All entries that follow are to be written out verbatim.

^^^^^^^^^^^^^^^^

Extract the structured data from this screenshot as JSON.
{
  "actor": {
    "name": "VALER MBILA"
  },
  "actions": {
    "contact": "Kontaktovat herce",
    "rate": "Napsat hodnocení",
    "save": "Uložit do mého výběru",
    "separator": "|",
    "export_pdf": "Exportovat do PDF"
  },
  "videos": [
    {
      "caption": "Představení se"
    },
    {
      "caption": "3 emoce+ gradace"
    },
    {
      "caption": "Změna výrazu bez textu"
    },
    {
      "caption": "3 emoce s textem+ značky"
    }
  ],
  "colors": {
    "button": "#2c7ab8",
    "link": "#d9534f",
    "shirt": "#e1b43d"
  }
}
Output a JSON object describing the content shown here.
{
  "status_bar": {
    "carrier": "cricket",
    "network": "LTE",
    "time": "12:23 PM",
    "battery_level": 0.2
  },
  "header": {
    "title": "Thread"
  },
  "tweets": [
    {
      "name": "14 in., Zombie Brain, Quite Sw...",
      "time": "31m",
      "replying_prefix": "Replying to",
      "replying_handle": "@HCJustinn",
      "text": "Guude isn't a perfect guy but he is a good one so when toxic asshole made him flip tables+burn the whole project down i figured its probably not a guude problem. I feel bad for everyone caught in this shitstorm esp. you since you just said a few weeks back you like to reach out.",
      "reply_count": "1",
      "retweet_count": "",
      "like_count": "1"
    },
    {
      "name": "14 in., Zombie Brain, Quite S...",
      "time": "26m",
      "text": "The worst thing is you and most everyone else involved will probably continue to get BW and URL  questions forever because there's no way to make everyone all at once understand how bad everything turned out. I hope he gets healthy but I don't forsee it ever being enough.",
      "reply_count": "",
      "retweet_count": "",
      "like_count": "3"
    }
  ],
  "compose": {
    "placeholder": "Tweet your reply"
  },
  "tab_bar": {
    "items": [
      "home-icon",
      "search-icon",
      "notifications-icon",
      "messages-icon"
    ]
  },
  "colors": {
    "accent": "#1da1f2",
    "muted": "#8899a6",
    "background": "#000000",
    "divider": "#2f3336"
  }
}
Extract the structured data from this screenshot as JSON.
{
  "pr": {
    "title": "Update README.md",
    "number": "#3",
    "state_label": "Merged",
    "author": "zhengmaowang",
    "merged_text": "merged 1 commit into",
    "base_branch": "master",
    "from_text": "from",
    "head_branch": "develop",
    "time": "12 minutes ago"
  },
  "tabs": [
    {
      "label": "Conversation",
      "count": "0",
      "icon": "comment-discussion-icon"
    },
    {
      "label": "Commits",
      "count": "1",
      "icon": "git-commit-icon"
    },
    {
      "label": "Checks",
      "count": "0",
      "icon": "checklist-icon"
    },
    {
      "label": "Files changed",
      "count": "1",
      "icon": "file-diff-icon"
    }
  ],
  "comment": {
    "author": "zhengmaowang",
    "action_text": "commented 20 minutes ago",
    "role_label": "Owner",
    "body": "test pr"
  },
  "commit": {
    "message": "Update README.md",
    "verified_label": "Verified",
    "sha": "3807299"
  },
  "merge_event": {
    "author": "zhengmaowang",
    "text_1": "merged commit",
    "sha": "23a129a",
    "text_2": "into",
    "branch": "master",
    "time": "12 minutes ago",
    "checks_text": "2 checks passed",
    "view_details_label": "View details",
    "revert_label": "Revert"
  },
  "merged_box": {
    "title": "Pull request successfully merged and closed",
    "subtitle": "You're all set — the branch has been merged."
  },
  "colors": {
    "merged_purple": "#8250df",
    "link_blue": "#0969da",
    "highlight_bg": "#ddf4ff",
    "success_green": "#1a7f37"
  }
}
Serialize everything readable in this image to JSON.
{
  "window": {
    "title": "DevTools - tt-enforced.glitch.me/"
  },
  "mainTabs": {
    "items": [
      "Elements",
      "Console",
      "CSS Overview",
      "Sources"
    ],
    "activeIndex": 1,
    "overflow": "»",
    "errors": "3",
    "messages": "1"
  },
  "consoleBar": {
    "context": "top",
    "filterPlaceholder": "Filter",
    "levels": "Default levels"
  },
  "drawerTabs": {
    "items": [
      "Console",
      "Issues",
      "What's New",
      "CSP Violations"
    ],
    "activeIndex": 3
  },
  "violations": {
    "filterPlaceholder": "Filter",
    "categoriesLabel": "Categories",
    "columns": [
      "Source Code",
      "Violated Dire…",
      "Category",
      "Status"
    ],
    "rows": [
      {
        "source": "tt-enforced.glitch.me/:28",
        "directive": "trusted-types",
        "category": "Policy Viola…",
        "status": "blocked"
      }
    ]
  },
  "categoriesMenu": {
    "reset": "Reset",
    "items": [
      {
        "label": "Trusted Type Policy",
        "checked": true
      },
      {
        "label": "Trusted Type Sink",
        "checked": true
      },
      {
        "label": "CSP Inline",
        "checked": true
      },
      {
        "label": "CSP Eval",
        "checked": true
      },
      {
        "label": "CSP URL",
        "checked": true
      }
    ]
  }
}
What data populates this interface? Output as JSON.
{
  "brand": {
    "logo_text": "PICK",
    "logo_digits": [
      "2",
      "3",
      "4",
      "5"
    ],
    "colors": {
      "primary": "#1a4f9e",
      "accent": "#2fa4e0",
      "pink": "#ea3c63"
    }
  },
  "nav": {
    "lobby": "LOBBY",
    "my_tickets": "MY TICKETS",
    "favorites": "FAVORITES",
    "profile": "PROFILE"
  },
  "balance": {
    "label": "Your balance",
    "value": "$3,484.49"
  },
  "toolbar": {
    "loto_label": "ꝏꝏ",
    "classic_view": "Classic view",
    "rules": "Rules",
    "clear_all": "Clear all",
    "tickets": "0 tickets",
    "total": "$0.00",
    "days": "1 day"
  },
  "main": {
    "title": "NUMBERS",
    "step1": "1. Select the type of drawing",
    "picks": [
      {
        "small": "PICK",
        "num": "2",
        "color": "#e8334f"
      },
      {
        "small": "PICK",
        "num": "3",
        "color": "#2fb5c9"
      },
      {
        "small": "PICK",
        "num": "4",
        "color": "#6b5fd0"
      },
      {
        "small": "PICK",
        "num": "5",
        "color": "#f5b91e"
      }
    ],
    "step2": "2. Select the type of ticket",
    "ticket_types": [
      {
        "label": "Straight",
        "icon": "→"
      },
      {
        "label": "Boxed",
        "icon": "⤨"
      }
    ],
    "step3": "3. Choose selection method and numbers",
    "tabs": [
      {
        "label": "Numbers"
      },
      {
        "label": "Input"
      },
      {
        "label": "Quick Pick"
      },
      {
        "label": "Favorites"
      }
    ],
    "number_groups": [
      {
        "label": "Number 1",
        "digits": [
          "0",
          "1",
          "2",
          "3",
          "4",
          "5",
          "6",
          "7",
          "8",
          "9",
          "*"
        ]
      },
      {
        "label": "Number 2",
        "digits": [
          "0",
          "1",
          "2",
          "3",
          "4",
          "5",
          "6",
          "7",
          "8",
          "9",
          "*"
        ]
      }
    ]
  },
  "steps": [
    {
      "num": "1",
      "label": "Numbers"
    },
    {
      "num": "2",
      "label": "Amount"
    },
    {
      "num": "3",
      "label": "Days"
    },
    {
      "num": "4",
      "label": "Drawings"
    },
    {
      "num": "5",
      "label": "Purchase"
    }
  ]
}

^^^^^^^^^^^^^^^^

Answer for the task.
Extract the structured data from this screenshot as JSON.
{
  "actor": {
    "name": "VALER MBILA"
  },
  "actions": {
    "contact": "Kontaktovat herce",
    "rate": "Napsat hodnocení",
    "save": "Uložit do mého výběru",
    "separator": "|",
    "export_pdf": "Exportovat do PDF"
  },
  "videos": [
    {
      "caption": "Představení se"
    },
    {
      "caption": "3 emoce+ gradace"
    },
    {
      "caption": "Změna výrazu bez textu"
    },
    {
      "caption": "3 emoce s textem+ značky"
    }
  ],
  "colors": {
    "button": "#2c7ab8",
    "link": "#d9534f",
    "shirt": "#e1b43d"
  }
}
Output a JSON object describing the content shown here.
{
  "status_bar": {
    "carrier": "cricket",
    "network": "LTE",
    "time": "12:23 PM",
    "battery_level": 0.2
  },
  "header": {
    "title": "Thread"
  },
  "tweets": [
    {
      "name": "14 in., Zombie Brain, Quite Sw...",
      "time": "31m",
      "replying_prefix": "Replying to",
      "replying_handle": "@HCJustinn",
      "text": "Guude isn't a perfect guy but he is a good one so when toxic asshole made him flip tables+burn the whole project down i figured its probably not a guude problem. I feel bad for everyone caught in this shitstorm esp. you since you just said a few weeks back you like to reach out.",
      "reply_count": "1",
      "retweet_count": "",
      "like_count": "1"
    },
    {
      "name": "14 in., Zombie Brain, Quite S...",
      "time": "26m",
      "text": "The worst thing is you and most everyone else involved will probably continue to get BW and URL  questions forever because there's no way to make everyone all at once understand how bad everything turned out. I hope he gets healthy but I don't forsee it ever being enough.",
      "reply_count": "",
      "retweet_count": "",
      "like_count": "3"
    }
  ],
  "compose": {
    "placeholder": "Tweet your reply"
  },
  "tab_bar": {
    "items": [
      "home-icon",
      "search-icon",
      "notifications-icon",
      "messages-icon"
    ]
  },
  "colors": {
    "accent": "#1da1f2",
    "muted": "#8899a6",
    "background": "#000000",
    "divider": "#2f3336"
  }
}
Extract the structured data from this screenshot as JSON.
{
  "pr": {
    "title": "Update README.md",
    "number": "#3",
    "state_label": "Merged",
    "author": "zhengmaowang",
    "merged_text": "merged 1 commit into",
    "base_branch": "master",
    "from_text": "from",
    "head_branch": "develop",
    "time": "12 minutes ago"
  },
  "tabs": [
    {
      "label": "Conversation",
      "count": "0",
      "icon": "comment-discussion-icon"
    },
    {
      "label": "Commits",
      "count": "1",
      "icon": "git-commit-icon"
    },
    {
      "label": "Checks",
      "count": "0",
      "icon": "checklist-icon"
    },
    {
      "label": "Files changed",
      "count": "1",
      "icon": "file-diff-icon"
    }
  ],
  "comment": {
    "author": "zhengmaowang",
    "action_text": "commented 20 minutes ago",
    "role_label": "Owner",
    "body": "test pr"
  },
  "commit": {
    "message": "Update README.md",
    "verified_label": "Verified",
    "sha": "3807299"
  },
  "merge_event": {
    "author": "zhengmaowang",
    "text_1": "merged commit",
    "sha": "23a129a",
    "text_2": "into",
    "branch": "master",
    "time": "12 minutes ago",
    "checks_text": "2 checks passed",
    "view_details_label": "View details",
    "revert_label": "Revert"
  },
  "merged_box": {
    "title": "Pull request successfully merged and closed",
    "subtitle": "You're all set — the branch has been merged."
  },
  "colors": {
    "merged_purple": "#8250df",
    "link_blue": "#0969da",
    "highlight_bg": "#ddf4ff",
    "success_green": "#1a7f37"
  }
}
Serialize everything readable in this image to JSON.
{
  "window": {
    "title": "DevTools - tt-enforced.glitch.me/"
  },
  "mainTabs": {
    "items": [
      "Elements",
      "Console",
      "CSS Overview",
      "Sources"
    ],
    "activeIndex": 1,
    "overflow": "»",
    "errors": "3",
    "messages": "1"
  },
  "consoleBar": {
    "context": "top",
    "filterPlaceholder": "Filter",
    "levels": "Default levels"
  },
  "drawerTabs": {
    "items": [
      "Console",
      "Issues",
      "What's New",
      "CSP Violations"
    ],
    "activeIndex": 3
  },
  "violations": {
    "filterPlaceholder": "Filter",
    "categoriesLabel": "Categories",
    "columns": [
      "Source Code",
      "Violated Dire…",
      "Category",
      "Status"
    ],
    "rows": [
      {
        "source": "tt-enforced.glitch.me/:28",
        "directive": "trusted-types",
        "category": "Policy Viola…",
        "status": "blocked"
      }
    ]
  },
  "categoriesMenu": {
    "reset": "Reset",
    "items": [
      {
        "label": "Trusted Type Policy",
        "checked": true
      },
      {
        "label": "Trusted Type Sink",
        "checked": true
      },
      {
        "label": "CSP Inline",
        "checked": true
      },
      {
        "label": "CSP Eval",
        "checked": true
      },
      {
        "label": "CSP URL",
        "checked": true
      }
    ]
  }
}
What data populates this interface? Output as JSON.
{
  "brand": {
    "logo_text": "PICK",
    "logo_digits": [
      "2",
      "3",
      "4",
      "5"
    ],
    "colors": {
      "primary": "#1a4f9e",
      "accent": "#2fa4e0",
      "pink": "#ea3c63"
    }
  },
  "nav": {
    "lobby": "LOBBY",
    "my_tickets": "MY TICKETS",
    "favorites": "FAVORITES",
    "profile": "PROFILE"
  },
  "balance": {
    "label": "Your balance",
    "value": "$3,484.49"
  },
  "toolbar": {
    "loto_label": "ꝏꝏ",
    "classic_view": "Classic view",
    "rules": "Rules",
    "clear_all": "Clear all",
    "tickets": "0 tickets",
    "total": "$0.00",
    "days": "1 day"
  },
  "main": {
    "title": "NUMBERS",
    "step1": "1. Select the type of drawing",
    "picks": [
      {
        "small": "PICK",
        "num": "2",
        "color": "#e8334f"
      },
      {
        "small": "PICK",
        "num": "3",
        "color": "#2fb5c9"
      },
      {
        "small": "PICK",
        "num": "4",
        "color": "#6b5fd0"
      },
      {
        "small": "PICK",
        "num": "5",
        "color": "#f5b91e"
      }
    ],
    "step2": "2. Select the type of ticket",
    "ticket_types": [
      {
        "label": "Straight",
        "icon": "→"
      },
      {
        "label": "Boxed",
        "icon": "⤨"
      }
    ],
    "step3": "3. Choose selection method and numbers",
    "tabs": [
      {
        "label": "Numbers"
      },
      {
        "label": "Input"
      },
      {
        "label": "Quick Pick"
      },
      {
        "label": "Favorites"
      }
    ],
    "number_groups": [
      {
        "label": "Number 1",
        "digits": [
          "0",
          "1",
          "2",
          "3",
          "4",
          "5",
          "6",
          "7",
          "8",
          "9",
          "*"
        ]
      },
      {
        "label": "Number 2",
        "digits": [
          "0",
          "1",
          "2",
          "3",
          "4",
          "5",
          "6",
          "7",
          "8",
          "9",
          "*"
        ]
      }
    ]
  },
  "steps": [
    {
      "num": "1",
      "label": "Numbers"
    },
    {
      "num": "2",
      "label": "Amount"
    },
    {
      "num": "3",
      "label": "Days"
    },
    {
      "num": "4",
      "label": "Drawings"
    },
    {
      "num": "5",
      "label": "Purchase"
    }
  ]
}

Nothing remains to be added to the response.